▸ **What is being asked**
For the entries below, return the line holding "What's the underlying" together with all lines after it, unchanged, and leave every picture out.

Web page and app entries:
=== Begin Enclosure ===

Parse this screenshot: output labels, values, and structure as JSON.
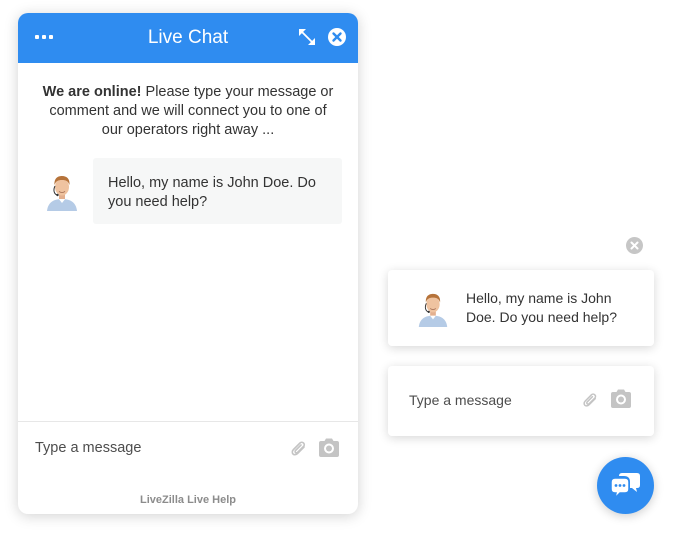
{
  "chat": {
    "title": "Live Chat",
    "welcome_bold": "We are online!",
    "welcome_rest": " Please type your message or comment and we will connect you to one of our operators right away ...",
    "operator_message": "Hello, my name is John Doe. Do you need help?",
    "input_placeholder": "Type a message",
    "branding": "LiveZilla Live Help"
  },
  "widget": {
    "preview_message": "Hello, my name is John Doe. Do you need help?",
    "input_placeholder": "Type a message"
  },
  "icons": {
    "menu": "menu-dots-icon",
    "expand": "expand-icon",
    "close": "close-icon",
    "attach": "paperclip-icon",
    "camera": "camera-icon",
    "chat": "chat-bubbles-icon"
  },
  "colors": {
    "accent": "#2f8cf0",
    "bubble_bg": "#f6f7f7",
    "icon_gray": "#c4c4c4",
    "branding_text": "#8c8c8c"
  }
}
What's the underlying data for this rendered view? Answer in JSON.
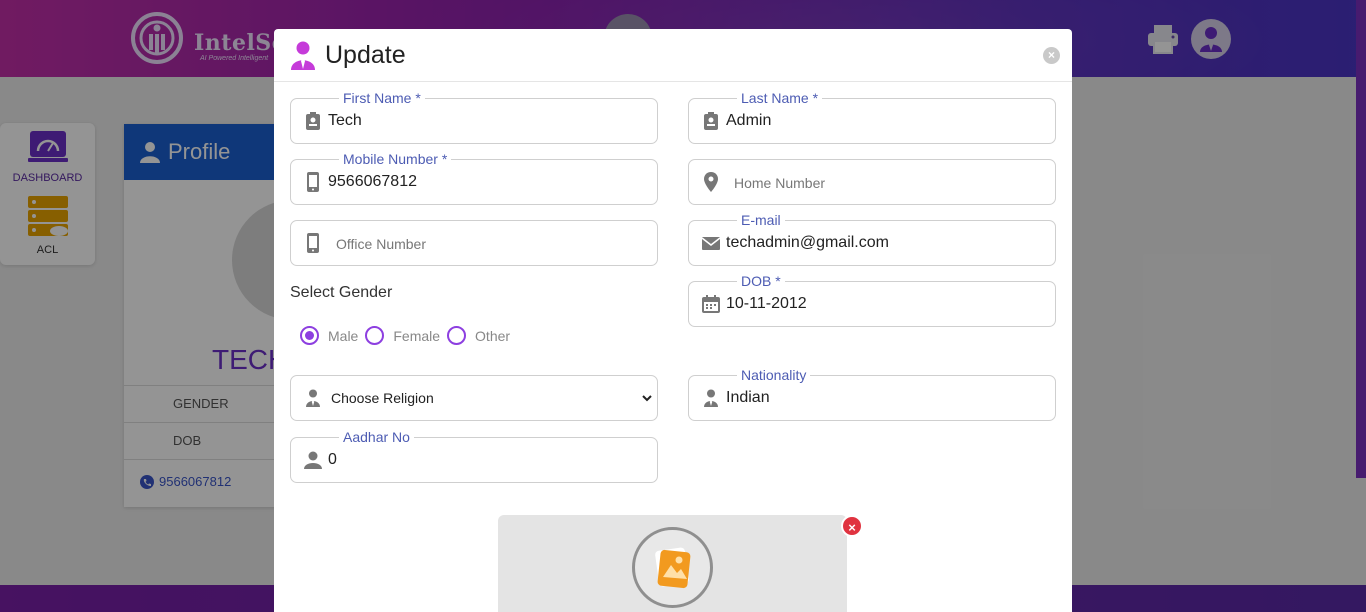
{
  "header": {
    "logo_text": "IntelSch",
    "logo_tagline": "AI Powered Intelligent"
  },
  "sidebar": {
    "items": [
      {
        "label": "DASHBOARD",
        "icon": "dashboard-icon"
      },
      {
        "label": "ACL",
        "icon": "acl-server-icon"
      }
    ]
  },
  "profile": {
    "title": "Profile",
    "name_partial": "TECH",
    "rows": [
      "GENDER",
      "DOB"
    ],
    "phone": "9566067812"
  },
  "modal": {
    "title": "Update",
    "close_icon": "×",
    "fields": {
      "first_name": {
        "label": "First Name *",
        "value": "Tech"
      },
      "last_name": {
        "label": "Last Name *",
        "value": "Admin"
      },
      "mobile": {
        "label": "Mobile Number *",
        "value": "9566067812"
      },
      "home": {
        "placeholder": "Home Number"
      },
      "office": {
        "placeholder": "Office Number"
      },
      "email": {
        "label": "E-mail",
        "value": "techadmin@gmail.com"
      },
      "dob": {
        "label": "DOB *",
        "value": "10-11-2012"
      },
      "religion": {
        "selected": "Choose Religion"
      },
      "nationality": {
        "label": "Nationality",
        "value": "Indian"
      },
      "aadhar": {
        "label": "Aadhar No",
        "value": "0"
      }
    },
    "gender": {
      "title": "Select Gender",
      "options": [
        "Male",
        "Female",
        "Other"
      ],
      "selected": "Male"
    },
    "upload": {
      "close_icon": "×"
    }
  },
  "colors": {
    "accent": "#8d3fe0",
    "label": "#4d5cb3",
    "profile_header": "#1b5fd1",
    "danger": "#e03340"
  }
}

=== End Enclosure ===

▸ **Task output**
What's the underlying data for this rendered view? Answer in JSON.
{
  "header": {
    "logo_text": "IntelSch",
    "logo_tagline": "AI Powered Intelligent"
  },
  "sidebar": {
    "items": [
      {
        "label": "DASHBOARD",
        "icon": "dashboard-icon"
      },
      {
        "label": "ACL",
        "icon": "acl-server-icon"
      }
    ]
  },
  "profile": {
    "title": "Profile",
    "name_partial": "TECH",
    "rows": [
      "GENDER",
      "DOB"
    ],
    "phone": "9566067812"
  },
  "modal": {
    "title": "Update",
    "close_icon": "×",
    "fields": {
      "first_name": {
        "label": "First Name *",
        "value": "Tech"
      },
      "last_name": {
        "label": "Last Name *",
        "value": "Admin"
      },
      "mobile": {
        "label": "Mobile Number *",
        "value": "9566067812"
      },
      "home": {
        "placeholder": "Home Number"
      },
      "office": {
        "placeholder": "Office Number"
      },
      "email": {
        "label": "E-mail",
        "value": "techadmin@gmail.com"
      },
      "dob": {
        "label": "DOB *",
        "value": "10-11-2012"
      },
      "religion": {
        "selected": "Choose Religion"
      },
      "nationality": {
        "label": "Nationality",
        "value": "Indian"
      },
      "aadhar": {
        "label": "Aadhar No",
        "value": "0"
      }
    },
    "gender": {
      "title": "Select Gender",
      "options": [
        "Male",
        "Female",
        "Other"
      ],
      "selected": "Male"
    },
    "upload": {
      "close_icon": "×"
    }
  },
  "colors": {
    "accent": "#8d3fe0",
    "label": "#4d5cb3",
    "profile_header": "#1b5fd1",
    "danger": "#e03340"
  }
}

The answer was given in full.